Northern Ireland’s pedigree, coupled with a talent pool of young, well-educated people and a superb infrastructure has been key to attracting hundreds of overseas investors hungry for high tech expertise.
One recent arrival is Citi – one of the world’s largest banking corporations – which set up its first office in Belfast in 2004. Attracted by Northern Ireland’s strong reputation in software and financial services technology, it has since opened a second facility and now employs 900 staff to provide technology and other services to its international offices and clients. That headcount is to be increased by a further 500 people following a further expansion announced in late 2010.
Typifying the calibre of high tech skills that Citi can draw is the neighbouring Institute of Electronics, Communications and Information Technology.

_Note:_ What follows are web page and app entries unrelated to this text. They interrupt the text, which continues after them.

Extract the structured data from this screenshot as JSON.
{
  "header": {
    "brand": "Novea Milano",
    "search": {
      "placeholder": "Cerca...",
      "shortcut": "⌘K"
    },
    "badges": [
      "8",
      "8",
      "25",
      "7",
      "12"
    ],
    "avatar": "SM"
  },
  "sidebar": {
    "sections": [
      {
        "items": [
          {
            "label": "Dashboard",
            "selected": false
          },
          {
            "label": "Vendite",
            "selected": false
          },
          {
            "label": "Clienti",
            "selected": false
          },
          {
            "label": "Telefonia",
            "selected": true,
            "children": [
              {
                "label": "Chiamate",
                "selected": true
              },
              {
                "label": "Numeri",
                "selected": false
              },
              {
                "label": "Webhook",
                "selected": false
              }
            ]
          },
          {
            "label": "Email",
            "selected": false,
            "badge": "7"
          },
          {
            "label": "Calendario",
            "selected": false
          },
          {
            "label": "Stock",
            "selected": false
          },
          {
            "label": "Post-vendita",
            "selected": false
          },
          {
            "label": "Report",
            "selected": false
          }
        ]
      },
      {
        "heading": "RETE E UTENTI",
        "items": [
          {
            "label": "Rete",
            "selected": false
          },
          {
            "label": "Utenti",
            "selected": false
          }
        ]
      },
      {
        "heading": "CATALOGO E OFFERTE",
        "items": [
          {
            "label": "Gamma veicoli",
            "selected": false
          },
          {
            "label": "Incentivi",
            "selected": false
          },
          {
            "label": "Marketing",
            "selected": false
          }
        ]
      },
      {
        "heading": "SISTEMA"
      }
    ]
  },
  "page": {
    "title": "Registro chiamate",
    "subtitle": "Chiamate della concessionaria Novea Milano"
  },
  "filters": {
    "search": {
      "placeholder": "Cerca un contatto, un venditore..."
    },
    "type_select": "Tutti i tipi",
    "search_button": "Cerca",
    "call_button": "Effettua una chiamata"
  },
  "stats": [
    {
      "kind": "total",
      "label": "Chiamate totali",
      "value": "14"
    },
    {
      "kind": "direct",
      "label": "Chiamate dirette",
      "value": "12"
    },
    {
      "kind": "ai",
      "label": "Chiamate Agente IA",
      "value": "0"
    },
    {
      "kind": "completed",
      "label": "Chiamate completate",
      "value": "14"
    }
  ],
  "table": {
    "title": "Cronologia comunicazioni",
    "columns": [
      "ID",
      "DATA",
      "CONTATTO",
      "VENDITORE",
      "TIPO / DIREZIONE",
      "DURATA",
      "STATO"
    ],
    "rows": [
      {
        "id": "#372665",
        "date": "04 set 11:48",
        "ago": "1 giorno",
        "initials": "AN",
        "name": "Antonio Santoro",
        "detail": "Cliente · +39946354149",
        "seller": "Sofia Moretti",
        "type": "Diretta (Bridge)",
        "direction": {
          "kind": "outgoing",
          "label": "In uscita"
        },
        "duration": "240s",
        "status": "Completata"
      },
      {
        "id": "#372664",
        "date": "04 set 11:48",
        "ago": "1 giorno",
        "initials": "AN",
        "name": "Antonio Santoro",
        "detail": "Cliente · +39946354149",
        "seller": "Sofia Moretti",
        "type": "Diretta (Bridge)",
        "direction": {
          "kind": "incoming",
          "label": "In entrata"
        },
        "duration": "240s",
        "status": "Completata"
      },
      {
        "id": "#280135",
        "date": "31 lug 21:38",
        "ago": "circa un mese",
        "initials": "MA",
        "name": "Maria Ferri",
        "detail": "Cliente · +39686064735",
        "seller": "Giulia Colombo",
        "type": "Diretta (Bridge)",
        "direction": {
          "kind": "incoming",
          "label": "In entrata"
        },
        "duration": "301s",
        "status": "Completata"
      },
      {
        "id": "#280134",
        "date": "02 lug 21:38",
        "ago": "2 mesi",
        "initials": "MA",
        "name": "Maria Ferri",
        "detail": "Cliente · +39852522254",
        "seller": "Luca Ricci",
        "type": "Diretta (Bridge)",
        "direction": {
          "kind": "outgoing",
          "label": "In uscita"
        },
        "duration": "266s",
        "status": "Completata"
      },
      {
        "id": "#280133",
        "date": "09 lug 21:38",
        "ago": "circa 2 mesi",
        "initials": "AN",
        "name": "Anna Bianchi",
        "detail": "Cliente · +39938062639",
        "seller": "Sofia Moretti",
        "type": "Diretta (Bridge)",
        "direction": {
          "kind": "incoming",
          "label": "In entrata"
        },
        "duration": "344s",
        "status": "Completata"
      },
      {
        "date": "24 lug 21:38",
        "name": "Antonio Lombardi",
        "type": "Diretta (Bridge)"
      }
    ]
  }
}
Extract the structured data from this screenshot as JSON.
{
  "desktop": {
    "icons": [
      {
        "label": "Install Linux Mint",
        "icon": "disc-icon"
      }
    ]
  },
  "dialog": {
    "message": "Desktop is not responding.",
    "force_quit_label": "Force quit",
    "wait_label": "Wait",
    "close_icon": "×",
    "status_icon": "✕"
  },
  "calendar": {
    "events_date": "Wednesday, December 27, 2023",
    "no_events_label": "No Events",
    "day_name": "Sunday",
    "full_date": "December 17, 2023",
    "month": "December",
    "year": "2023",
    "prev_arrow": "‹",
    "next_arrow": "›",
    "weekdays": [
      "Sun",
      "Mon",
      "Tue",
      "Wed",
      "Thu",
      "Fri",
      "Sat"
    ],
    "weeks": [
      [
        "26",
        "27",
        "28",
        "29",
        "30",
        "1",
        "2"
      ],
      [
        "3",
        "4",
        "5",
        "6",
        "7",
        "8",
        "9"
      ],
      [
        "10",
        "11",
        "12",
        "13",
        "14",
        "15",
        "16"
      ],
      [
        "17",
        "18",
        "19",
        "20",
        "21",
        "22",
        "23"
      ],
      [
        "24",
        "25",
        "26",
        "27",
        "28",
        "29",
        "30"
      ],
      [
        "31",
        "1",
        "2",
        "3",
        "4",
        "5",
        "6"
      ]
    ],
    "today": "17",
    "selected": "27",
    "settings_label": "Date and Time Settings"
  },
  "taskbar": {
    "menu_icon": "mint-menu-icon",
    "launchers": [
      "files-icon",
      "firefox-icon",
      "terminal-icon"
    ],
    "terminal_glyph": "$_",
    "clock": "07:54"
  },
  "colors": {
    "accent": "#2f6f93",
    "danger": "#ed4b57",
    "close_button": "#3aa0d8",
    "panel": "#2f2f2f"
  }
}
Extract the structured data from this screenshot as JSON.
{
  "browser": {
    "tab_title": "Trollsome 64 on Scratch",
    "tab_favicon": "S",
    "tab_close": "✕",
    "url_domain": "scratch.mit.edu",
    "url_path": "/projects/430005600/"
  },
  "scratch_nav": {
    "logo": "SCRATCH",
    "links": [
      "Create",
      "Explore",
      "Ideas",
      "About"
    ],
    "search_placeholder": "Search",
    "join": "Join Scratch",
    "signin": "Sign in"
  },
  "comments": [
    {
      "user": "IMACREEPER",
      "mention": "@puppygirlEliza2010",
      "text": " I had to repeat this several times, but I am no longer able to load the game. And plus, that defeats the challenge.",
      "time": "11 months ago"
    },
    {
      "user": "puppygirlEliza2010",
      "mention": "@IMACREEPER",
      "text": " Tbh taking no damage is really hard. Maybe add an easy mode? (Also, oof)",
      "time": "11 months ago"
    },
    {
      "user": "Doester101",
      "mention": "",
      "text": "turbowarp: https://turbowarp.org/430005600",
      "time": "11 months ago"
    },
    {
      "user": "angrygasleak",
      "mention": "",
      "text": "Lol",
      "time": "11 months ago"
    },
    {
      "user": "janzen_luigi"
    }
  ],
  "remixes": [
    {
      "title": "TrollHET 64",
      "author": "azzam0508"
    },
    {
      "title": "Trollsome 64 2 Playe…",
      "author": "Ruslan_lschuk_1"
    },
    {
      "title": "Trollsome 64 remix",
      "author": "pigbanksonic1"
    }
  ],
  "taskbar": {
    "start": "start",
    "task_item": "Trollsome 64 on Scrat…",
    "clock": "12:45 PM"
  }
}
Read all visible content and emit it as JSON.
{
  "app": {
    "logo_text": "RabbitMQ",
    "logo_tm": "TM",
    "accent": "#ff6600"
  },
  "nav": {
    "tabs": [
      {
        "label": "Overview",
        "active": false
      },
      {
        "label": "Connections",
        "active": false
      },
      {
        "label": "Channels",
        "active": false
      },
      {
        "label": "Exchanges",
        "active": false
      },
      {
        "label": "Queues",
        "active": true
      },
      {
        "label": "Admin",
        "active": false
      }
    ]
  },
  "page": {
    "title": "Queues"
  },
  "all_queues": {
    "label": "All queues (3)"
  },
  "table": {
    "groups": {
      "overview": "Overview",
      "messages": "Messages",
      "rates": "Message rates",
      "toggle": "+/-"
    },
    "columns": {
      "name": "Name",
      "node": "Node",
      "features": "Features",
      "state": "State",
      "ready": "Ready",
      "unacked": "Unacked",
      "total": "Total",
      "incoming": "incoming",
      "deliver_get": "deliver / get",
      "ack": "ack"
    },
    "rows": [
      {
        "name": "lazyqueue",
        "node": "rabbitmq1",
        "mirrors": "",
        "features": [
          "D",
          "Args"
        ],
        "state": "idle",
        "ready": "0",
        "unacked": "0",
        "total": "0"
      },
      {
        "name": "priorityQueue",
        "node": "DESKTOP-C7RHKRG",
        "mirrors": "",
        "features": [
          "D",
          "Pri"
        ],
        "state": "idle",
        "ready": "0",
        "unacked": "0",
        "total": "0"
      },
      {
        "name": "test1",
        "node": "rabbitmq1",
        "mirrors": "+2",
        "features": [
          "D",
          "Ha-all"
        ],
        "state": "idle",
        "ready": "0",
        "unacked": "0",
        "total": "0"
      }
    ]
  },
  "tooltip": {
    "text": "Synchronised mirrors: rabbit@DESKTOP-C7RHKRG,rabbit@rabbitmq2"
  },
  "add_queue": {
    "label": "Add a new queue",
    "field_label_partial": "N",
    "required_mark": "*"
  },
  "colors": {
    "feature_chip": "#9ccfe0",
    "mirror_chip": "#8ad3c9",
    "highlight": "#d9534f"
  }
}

Established by Queen’s University Belfast (QUB) to exploit its longstanding excellence in ICT and electronics, the world-ranked centre is also home to the £25m Centre for Secure Information Technologies – the UK’s lead centre for developing technology to counter malicious ‘cyber-attacks’. QUB – along with the University of Ulster – works closely with a large number of local and international companies. In 2010, Seagate – the world leader in hard disk drives and digital storage – announced two major R&D investments totalling almost £60 million. The SAP and Intel Collaboratory at the SAP Research Centre in Belfast marks another important milestone in the strong collaboration between SAP, Europe’s largest software organisation and Intel, the world’s largest processor company.
In other recent developments, Northern Ireland has been chosen as the location for an R&D facility as part of what has been described as one of the world’s most complex telecoms developments.
Intune Networks, a Dublin-based firm has developed technology that could soon boost the efficiency of the world’s optical fibre networks from just a few per cent to more than 80.
Intune CEO Tim Fritzley says the company chose Belfast in preference to California’s Silicon Valley for the project, primarily because of the city’s strong R&D capabilities produced by companies such as Nortel and Flextronics.
“We wanted to move forward with commercialisation which is incredibly expensive and complex because big carriers have very specific requirements,” he says. “In Dublin there isn’t a culture of developing this type of equipment but we found it in Belfast.”